23 March 2005

A prestigious lifetime achievement award for mentoring has been won by Emeritus Professor Tom Kibble, Department of Physics.

Emeritus Professor Tom Kibble

Praised for fostering students' confidence, being approachable, and having the ability to listen and give constructive opinion, Professor Kibble collected the inaugural Nature/NESTA prize for mentoring during a ceremony at the Science Museum on Thursday 17 March.

Tom Kibble (right) receives his award
from Nature editor-in-chief Philip Campbell

"I was surprised and very honoured to be chosen for this award, said Professor Kibble, 73. "I never imagined that I had any special approach to mentoring worthy of note, but it is very gratifying to learn that so many of my former students and colleagues appreciated my efforts."

"I owe a great debt to my own mentors, in particular Abdus Salam and Paul Matthews, who led the Theoretical Physics Group in its early years. I have been fortunate to have had some outstanding students and collaborators. They may have learned something from me, but I often learned as much from them, especially in my eight years as Head of Department."

Professor Kibble's career at Imperial began 46 years ago.Born in 1932, he joined Physics as a Nato Fellow in 1959, became Professor of Theoretical Physics in 1970 and from 1983 to 1991 he was head of the department. He received the CBE in 1998 in recognition of his services to Physics. Professor Kibble's research interests are in quantum field theory, especially the interface between high-energy particle physics and cosmology.

Professor Robin Smith, Acting Head of the Department of Physics said:

"Everyone in physical sciences at Imperial is delighted that Tom Kibble has been awarded the first Nature/NESTA lifetime award for mentoring. Many of his students have gone on to leadership positions around the world.
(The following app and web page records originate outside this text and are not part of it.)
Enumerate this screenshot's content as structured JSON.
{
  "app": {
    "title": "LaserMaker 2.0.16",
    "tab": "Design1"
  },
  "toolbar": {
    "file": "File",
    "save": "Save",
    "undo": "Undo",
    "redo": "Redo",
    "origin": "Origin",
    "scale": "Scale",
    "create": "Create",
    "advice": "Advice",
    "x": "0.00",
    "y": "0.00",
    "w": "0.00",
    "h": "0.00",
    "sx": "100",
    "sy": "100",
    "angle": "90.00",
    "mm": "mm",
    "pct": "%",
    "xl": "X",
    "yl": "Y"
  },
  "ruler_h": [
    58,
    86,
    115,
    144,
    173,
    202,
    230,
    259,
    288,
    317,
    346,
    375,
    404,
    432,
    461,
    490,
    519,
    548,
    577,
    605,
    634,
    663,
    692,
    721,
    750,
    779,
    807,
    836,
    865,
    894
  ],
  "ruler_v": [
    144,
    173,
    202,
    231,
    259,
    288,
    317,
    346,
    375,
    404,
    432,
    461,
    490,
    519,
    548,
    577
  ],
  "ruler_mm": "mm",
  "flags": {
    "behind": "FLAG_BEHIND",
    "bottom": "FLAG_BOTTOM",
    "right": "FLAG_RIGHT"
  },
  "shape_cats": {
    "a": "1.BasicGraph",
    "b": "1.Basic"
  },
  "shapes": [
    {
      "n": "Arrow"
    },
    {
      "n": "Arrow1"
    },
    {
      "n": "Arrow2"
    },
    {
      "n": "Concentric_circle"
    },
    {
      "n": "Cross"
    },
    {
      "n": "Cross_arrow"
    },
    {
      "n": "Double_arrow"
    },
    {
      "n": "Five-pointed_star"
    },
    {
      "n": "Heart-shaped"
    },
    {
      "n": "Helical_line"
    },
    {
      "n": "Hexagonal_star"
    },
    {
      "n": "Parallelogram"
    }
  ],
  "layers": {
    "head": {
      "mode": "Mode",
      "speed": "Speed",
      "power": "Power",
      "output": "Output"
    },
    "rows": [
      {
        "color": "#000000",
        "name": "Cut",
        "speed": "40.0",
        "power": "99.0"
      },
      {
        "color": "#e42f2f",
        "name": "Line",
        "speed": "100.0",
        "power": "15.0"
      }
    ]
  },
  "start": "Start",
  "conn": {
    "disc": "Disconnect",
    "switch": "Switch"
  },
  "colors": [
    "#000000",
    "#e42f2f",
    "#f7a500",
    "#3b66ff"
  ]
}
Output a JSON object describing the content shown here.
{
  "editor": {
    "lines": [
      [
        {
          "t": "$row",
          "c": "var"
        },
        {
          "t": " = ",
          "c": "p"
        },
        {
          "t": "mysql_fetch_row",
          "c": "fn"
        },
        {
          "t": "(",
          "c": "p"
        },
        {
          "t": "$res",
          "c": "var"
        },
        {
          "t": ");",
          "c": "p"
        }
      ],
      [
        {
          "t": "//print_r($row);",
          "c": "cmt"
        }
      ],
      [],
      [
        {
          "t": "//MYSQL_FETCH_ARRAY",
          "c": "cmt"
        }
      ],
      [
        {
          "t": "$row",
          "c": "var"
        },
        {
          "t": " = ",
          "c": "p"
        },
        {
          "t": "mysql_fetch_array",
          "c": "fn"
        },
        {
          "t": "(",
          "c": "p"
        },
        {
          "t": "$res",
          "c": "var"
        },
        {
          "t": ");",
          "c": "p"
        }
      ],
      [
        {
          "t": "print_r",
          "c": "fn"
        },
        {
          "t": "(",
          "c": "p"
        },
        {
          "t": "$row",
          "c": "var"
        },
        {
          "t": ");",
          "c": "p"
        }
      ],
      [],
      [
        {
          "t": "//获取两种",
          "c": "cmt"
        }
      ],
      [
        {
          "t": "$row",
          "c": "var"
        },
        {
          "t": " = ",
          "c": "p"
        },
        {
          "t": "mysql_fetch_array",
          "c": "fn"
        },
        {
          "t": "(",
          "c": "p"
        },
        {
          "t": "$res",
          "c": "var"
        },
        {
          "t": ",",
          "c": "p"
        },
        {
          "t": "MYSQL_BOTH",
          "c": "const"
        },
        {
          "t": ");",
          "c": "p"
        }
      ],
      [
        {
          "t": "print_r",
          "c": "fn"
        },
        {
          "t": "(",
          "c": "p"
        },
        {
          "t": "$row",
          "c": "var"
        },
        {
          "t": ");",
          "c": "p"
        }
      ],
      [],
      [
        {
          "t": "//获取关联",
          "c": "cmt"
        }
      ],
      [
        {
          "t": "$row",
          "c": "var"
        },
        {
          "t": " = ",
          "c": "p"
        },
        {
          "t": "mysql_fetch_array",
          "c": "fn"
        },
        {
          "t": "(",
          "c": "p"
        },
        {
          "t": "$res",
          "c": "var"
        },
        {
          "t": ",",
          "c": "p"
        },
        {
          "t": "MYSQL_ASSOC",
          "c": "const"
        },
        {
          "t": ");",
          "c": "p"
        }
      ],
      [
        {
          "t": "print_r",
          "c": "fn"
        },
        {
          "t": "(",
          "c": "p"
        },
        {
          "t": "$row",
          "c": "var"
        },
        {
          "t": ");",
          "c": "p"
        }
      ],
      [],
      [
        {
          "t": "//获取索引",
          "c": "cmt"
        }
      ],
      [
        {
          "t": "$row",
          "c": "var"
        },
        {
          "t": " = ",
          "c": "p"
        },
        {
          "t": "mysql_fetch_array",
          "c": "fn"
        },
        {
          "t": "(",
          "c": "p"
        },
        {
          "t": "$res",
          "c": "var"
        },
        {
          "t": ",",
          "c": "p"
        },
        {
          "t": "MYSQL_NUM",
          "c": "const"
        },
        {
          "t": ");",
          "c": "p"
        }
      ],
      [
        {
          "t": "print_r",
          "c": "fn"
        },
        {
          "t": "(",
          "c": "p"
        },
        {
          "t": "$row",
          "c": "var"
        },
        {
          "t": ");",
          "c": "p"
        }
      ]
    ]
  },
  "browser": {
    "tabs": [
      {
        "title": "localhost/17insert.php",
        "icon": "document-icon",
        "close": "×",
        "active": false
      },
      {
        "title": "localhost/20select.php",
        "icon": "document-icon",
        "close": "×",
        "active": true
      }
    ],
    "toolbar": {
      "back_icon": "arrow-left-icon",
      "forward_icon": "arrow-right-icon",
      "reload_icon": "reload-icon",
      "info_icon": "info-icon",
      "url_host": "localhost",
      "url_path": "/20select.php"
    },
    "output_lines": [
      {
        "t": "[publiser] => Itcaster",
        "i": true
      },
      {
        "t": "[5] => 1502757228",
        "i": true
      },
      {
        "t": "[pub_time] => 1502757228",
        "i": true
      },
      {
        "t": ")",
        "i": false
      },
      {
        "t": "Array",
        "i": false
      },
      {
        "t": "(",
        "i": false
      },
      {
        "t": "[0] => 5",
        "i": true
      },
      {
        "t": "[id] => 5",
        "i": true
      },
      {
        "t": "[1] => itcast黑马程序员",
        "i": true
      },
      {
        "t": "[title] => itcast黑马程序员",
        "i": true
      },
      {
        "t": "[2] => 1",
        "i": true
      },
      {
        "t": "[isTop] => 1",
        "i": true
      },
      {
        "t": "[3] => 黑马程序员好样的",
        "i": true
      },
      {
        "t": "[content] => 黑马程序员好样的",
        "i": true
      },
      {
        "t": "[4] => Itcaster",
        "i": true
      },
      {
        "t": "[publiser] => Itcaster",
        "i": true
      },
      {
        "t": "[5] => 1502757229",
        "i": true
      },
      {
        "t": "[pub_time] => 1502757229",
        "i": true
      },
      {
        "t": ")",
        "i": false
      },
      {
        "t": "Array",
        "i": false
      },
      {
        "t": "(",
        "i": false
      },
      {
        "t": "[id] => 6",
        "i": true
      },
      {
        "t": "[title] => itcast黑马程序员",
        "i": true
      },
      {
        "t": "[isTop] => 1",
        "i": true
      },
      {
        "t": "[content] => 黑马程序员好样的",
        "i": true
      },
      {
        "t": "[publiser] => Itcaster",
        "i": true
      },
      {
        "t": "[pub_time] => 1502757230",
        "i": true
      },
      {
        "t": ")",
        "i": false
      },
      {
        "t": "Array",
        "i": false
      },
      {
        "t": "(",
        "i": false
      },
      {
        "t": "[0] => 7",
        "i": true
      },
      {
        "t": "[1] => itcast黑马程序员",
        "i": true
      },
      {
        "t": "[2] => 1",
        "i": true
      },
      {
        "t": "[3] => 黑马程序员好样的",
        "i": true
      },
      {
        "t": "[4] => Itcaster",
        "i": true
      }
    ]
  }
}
He has encouraged and supported many female scientists in establishing their careers"

"Tom is the doyen of theoretical physics at Imperial and has been an inspiration to all of us. We all have tremendous respect for his kindness and his wisdom."

The mentoring prize was awarded by Nature together with the National Endowment for Science, Technology and the Arts (NESTA) after they set out to find examples of outstandingly good management in UK laboratories - in particular laboratory heads who have empowered their students.